Not too long ago I finally got a subscription to Netflix and since doing so have been wading through a plethora of films that I would otherwise never get to see. If there is one thing that a Netflix account is very good for its locating and watching rare films that your local video store doesn’t care for and will never carry.
The latest film I watched is actually a documentary on our favourite genre of them all, the horror genre. The film I watched is called Nightmare in Red White and Blue. Horror and sci-fi veteran Lance Henriksen (Alien) narrates this fascinating look at the history of the American horror film, examining the earliest monster movies of the silent era up to the scariest modern-day masterpieces.

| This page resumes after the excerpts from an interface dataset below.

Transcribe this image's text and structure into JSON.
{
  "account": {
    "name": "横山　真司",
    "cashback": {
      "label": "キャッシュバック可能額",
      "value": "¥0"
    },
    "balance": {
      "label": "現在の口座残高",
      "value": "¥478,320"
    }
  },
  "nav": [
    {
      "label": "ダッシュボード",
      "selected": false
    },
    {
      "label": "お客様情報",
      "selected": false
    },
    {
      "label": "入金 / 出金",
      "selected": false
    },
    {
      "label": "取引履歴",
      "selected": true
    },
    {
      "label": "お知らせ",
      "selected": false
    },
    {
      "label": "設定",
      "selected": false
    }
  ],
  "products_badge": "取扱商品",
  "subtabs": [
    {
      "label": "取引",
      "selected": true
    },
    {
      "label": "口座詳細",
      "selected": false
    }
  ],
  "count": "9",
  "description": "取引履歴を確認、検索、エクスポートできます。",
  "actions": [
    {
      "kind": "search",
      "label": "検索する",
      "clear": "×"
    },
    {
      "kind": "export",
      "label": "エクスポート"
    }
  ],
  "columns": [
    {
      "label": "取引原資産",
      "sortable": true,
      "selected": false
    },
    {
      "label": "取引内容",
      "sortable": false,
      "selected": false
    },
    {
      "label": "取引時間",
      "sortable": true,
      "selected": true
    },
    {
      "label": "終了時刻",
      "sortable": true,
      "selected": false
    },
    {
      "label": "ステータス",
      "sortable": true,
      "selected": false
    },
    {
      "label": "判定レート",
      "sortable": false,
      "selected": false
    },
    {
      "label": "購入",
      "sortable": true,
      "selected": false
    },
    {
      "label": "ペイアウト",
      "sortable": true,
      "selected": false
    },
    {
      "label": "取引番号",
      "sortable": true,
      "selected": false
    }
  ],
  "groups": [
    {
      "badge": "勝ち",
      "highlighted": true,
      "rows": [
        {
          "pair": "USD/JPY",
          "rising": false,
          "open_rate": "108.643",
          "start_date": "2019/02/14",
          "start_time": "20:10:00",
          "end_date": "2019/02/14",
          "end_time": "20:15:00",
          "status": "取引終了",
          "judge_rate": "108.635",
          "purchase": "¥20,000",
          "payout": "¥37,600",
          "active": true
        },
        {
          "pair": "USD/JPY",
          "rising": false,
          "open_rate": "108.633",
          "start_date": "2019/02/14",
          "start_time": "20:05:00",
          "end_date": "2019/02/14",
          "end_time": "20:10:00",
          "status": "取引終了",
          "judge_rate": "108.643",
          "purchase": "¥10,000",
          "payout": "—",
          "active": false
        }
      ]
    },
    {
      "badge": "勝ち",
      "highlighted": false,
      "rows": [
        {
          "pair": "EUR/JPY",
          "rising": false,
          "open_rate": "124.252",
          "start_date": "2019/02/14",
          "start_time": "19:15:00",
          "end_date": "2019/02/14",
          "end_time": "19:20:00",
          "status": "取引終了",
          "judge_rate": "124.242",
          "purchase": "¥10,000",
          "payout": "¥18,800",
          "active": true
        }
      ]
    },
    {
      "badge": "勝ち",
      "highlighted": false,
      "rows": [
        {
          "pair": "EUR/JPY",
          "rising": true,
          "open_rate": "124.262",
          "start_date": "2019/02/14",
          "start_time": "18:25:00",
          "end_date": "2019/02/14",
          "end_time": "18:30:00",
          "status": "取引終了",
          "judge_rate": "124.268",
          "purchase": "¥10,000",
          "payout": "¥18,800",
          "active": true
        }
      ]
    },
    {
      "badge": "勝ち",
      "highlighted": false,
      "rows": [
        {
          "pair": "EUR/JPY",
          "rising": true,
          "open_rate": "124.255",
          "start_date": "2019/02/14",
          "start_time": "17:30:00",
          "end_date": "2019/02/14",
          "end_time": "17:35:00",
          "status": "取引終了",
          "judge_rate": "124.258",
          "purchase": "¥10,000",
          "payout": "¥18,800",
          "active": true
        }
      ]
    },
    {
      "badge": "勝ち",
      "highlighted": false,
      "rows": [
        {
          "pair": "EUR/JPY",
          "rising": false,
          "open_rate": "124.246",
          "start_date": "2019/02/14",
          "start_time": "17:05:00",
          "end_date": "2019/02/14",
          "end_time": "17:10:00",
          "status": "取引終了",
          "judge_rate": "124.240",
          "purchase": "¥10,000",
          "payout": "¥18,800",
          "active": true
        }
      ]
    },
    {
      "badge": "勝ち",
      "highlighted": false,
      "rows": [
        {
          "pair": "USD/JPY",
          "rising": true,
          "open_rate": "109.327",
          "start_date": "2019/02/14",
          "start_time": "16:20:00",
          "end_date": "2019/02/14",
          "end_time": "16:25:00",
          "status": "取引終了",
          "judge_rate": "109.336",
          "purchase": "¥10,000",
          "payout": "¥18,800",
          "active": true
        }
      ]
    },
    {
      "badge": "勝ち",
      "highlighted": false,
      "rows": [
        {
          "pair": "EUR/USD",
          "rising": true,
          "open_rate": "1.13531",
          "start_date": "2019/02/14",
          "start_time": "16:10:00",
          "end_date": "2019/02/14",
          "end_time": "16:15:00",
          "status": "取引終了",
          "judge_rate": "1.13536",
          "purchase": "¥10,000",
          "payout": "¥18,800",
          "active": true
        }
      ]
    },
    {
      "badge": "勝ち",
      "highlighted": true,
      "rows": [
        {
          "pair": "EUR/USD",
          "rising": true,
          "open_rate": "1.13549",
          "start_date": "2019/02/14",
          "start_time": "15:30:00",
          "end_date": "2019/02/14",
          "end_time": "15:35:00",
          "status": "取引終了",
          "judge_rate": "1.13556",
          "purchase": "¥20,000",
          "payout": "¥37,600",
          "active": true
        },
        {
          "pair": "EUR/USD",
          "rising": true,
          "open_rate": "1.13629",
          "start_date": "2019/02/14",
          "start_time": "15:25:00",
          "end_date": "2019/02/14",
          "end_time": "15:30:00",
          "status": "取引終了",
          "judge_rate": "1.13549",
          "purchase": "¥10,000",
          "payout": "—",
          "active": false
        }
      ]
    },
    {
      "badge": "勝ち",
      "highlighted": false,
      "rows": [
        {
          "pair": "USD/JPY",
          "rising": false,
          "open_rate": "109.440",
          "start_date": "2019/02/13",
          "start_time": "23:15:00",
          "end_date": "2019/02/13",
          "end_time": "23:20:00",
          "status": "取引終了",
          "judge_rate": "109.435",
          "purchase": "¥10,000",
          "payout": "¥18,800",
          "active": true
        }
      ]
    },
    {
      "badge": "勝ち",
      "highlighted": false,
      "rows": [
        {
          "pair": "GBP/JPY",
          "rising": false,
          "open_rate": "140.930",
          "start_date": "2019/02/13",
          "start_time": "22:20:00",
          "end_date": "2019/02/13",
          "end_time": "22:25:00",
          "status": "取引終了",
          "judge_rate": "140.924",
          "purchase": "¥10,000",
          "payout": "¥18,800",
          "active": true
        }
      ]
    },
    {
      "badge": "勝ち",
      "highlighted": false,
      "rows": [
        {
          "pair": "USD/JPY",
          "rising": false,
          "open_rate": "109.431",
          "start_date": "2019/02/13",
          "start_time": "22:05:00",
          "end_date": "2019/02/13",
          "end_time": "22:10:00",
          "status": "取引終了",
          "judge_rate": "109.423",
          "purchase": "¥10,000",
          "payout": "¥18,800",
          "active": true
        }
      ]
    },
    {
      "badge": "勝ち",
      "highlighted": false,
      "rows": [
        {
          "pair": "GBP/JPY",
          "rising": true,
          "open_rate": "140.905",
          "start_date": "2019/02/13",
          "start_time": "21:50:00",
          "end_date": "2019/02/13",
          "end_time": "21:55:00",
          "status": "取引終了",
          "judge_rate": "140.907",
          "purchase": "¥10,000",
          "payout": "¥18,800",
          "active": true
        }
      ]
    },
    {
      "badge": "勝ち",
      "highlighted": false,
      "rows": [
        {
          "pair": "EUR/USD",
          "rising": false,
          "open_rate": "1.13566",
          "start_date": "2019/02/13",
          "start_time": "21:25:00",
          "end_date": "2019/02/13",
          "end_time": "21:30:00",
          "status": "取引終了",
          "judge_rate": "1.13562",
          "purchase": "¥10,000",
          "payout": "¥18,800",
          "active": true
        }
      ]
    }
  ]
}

Highlights include interviews with genre masters Roger Corman, John Carpenter and George A. Romero, plus clips from classic films like The Exorcist, Night of the Living Dead and Rosemary’s Baby.
Nightmares in Red White and Blood is a look back through the years at the horror genre from its birth to its explosion in the 70’s and 80’s and its rebirth in early 2000 and its recent tendency to be commercialized and watered down or worse yet simply rehashed by Hollywood producers looking for a quick cash in on a built in audience, ala the remake of Texas Chainsaw Massacre.
The documentary is fascinating and features some of our favourite genre masters including George Romero who is an absolute delight to listen to, Larry Cohen, John Carpenter, Darren Lynn Boussman and many more. It looks at the genre not just from the angle of the filmmakers but also from the viewpoints of the audience over the generations, the political scene at the time, things that had the world captivated at that time and more importantly what scared us on screen and off screen. From Reaganism to racism and the need for society to empathize with a villain it is all covered in this in-depth documentary on the oldest genre of them all. Nightmares in Red White & Blue really does open your eyes with interesting commentary from some of the sharpest minds in horror and will make you reflect on Disney classics like Pinocchio in an all new light.
Nightmares in Red White and Blue looks back at the various sub genres of horror and dabbles in the question of what kind of freaks like horror films and who are the diabolical fiends who make them. More importantly it asks the question of whether horror fans and horror filmmakers are turning the camera on society and the reason that so many horror films and their fans are ostracized is because they are a direct reflection of society at the time. Is Hostel truly torture porn and needless sexual violence is it a look at North American arrogance and a feeling of superiority and how quickly reality can crush it.
Are horror fans truly the freaks or are the freaks the people who refuse to accept the evils in society and choose to look away or hide them behind the Saturday morning cartoons.
Nightmares in Red White and Blue is a fantastic documentary and one that every horror genre should see. Whether you are new to the genre or have loved it since childhood you will find something new and worth reflecting on in this highly though provoking look at the genre and its impact on America and the world. Nightmares in Red White & Blue is 96minutes you won’t regret spending.